But contemporaries had qualms about launching unprovoked attacks.
Yet Yale officials had no qualms about inviting such a person to study at the university during my first year there.
I put my qualms aside and continued my experimental foray into the Twittersphere.
Their qualms have not necessarily been lessened by at times impolitic and immature remarks.
Our guide had no qualms about asking us to sleep closer, and, when we refused, he informed us he hated us.
Sir Bale's qualms were symptomatic of something a little less sublime and more selfish than conscience.
He feared the swordfish would ram us, and I had some qualms myself.
But Mary Standish saved him any qualms of conscience which he might have had because of his lack of chivalry the preceding night.
Personally I have no qualms of conscience about this piece of work.
The flesh and the qualms of the flesh she was heir to, but the flesh bore heavily only on the flesh.
Old English cwealm (West Saxon) "death, murder, slaughter; disaster; plague; torment," utcualm (Anglian) "utter destruction," probably related to cwellan "to kill, murder, execute," cwelan "to die" (see quell). Sense softened to "feeling of faintness" 1520s; figurative meaning "uneasiness, doubt" is from 1550s; that of "scruple of conscience" is 1640s.

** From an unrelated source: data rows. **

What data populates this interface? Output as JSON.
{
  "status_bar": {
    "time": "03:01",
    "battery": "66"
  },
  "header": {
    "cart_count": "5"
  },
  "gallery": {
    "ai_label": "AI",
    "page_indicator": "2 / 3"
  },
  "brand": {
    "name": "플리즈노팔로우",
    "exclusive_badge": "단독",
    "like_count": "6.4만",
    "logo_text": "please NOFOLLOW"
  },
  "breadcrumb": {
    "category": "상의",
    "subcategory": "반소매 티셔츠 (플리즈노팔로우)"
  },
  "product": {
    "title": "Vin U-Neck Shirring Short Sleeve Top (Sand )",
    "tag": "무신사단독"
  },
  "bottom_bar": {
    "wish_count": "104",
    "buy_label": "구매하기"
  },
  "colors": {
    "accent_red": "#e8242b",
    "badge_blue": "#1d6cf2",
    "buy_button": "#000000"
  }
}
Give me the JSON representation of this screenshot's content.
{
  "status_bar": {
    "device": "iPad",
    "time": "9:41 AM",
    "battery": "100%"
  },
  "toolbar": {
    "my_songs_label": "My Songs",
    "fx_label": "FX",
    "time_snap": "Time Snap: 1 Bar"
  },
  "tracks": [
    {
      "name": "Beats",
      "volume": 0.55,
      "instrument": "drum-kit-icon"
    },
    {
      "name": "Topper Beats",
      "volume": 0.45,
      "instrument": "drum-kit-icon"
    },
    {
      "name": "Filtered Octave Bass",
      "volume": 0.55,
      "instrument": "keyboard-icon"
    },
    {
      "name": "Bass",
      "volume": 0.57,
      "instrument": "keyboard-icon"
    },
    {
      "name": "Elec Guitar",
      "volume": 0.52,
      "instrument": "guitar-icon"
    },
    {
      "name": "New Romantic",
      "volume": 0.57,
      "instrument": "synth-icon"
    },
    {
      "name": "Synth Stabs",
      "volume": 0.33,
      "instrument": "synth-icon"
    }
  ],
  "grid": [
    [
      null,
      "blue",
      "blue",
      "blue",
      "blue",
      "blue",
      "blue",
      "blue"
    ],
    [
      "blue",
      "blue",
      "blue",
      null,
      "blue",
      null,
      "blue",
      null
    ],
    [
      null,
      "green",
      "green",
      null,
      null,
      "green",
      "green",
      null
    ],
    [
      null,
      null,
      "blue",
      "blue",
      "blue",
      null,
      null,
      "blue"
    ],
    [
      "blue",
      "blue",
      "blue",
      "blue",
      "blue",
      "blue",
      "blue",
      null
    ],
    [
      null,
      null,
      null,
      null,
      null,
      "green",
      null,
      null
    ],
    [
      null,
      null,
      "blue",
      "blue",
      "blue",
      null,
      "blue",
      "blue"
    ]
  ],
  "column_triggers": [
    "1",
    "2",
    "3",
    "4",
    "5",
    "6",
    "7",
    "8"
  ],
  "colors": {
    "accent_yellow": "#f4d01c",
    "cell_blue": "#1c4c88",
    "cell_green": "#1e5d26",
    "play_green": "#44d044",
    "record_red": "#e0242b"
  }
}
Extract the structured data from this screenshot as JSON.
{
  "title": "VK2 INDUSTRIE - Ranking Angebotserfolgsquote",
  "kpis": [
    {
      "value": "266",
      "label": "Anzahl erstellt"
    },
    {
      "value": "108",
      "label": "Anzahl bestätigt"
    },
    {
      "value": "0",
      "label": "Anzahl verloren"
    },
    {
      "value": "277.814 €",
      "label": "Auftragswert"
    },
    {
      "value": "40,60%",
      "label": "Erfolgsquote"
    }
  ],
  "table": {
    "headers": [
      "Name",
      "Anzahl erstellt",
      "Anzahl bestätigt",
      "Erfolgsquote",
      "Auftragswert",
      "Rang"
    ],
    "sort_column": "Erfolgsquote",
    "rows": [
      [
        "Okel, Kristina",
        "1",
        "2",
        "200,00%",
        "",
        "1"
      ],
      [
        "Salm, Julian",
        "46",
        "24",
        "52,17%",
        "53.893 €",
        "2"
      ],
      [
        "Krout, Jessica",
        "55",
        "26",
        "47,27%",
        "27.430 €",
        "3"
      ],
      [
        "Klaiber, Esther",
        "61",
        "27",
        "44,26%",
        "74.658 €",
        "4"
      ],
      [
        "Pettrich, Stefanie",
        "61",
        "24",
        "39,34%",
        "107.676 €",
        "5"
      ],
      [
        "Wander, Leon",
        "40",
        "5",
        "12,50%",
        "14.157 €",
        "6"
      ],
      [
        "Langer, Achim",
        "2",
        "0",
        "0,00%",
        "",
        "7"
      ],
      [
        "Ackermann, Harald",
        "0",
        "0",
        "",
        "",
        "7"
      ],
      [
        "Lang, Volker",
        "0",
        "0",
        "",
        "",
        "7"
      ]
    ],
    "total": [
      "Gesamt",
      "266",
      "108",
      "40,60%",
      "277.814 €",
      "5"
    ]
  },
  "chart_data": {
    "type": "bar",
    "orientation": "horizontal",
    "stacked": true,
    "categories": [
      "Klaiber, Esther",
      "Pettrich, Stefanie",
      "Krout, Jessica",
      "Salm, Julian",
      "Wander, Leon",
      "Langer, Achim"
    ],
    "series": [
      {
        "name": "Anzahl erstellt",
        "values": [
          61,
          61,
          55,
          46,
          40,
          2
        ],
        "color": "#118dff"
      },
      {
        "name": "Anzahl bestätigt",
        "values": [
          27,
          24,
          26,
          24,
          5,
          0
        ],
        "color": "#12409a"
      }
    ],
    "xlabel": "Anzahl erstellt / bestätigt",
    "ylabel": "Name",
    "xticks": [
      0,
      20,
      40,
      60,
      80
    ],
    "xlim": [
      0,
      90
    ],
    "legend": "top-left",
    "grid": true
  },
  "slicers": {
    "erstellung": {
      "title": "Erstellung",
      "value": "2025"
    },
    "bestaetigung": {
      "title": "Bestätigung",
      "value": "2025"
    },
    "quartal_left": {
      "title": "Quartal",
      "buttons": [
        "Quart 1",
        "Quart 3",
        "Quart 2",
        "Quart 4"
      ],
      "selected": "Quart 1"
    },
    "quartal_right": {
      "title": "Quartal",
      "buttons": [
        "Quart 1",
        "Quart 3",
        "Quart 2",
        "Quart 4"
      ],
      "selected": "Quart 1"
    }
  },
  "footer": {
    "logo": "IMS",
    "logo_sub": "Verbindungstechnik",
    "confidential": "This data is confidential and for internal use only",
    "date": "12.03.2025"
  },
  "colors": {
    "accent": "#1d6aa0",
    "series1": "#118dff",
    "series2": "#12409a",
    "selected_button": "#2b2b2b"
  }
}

Evidence of a direct path from the Old English to the modern senses is wanting, but it is plausible, via the notion of "fit of sickness." The other suggested etymology, less satisfying, is to take the "fit of uneasiness" sense from Dutch kwalm "steam, vapor, mist" (cognate with German Qualm "smoke, vapor, stupor"), which also might be ultimately from the same Germanic root as quell.